=== Section Start ===
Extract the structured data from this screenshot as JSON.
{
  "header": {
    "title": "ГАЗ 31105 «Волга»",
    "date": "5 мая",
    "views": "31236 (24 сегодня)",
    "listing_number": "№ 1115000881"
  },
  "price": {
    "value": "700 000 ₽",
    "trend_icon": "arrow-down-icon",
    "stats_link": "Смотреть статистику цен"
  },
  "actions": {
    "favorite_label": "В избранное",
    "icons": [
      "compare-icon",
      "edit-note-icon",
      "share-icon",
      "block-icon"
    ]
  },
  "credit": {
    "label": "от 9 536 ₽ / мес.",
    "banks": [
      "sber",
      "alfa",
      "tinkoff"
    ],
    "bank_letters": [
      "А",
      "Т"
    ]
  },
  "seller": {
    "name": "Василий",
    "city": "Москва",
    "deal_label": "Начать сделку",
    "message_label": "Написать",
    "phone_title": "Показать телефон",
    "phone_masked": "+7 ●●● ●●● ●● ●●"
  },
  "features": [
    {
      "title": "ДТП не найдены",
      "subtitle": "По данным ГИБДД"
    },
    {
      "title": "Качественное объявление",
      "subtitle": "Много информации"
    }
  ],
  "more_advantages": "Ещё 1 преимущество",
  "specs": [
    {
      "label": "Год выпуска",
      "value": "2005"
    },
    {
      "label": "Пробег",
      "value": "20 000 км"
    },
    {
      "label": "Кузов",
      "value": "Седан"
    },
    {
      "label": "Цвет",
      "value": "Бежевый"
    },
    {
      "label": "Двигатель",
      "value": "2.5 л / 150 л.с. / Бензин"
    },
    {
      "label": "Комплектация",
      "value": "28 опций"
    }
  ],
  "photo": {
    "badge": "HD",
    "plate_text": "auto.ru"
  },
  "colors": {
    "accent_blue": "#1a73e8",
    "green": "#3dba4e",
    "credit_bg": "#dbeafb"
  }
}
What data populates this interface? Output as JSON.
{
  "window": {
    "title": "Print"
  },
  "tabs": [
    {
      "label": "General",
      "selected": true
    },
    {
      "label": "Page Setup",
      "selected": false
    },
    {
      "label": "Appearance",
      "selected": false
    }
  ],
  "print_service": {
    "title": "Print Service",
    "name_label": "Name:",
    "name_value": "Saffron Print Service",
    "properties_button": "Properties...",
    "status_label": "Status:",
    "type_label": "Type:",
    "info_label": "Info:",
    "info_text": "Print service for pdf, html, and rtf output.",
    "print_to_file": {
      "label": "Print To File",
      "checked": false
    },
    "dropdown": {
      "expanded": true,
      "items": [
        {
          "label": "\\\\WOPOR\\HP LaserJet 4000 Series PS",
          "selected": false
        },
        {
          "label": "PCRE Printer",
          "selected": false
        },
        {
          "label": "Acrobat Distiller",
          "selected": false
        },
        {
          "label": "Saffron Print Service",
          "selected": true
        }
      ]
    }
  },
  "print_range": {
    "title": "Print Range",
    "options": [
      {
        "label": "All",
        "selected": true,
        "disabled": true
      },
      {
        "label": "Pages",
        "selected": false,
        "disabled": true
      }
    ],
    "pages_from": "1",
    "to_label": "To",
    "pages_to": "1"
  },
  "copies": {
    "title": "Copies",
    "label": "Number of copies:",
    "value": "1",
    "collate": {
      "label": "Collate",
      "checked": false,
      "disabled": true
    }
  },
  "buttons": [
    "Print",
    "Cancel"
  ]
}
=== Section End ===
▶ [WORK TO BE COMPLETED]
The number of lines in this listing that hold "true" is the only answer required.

▶ [EXERCISE OUTPUT]
7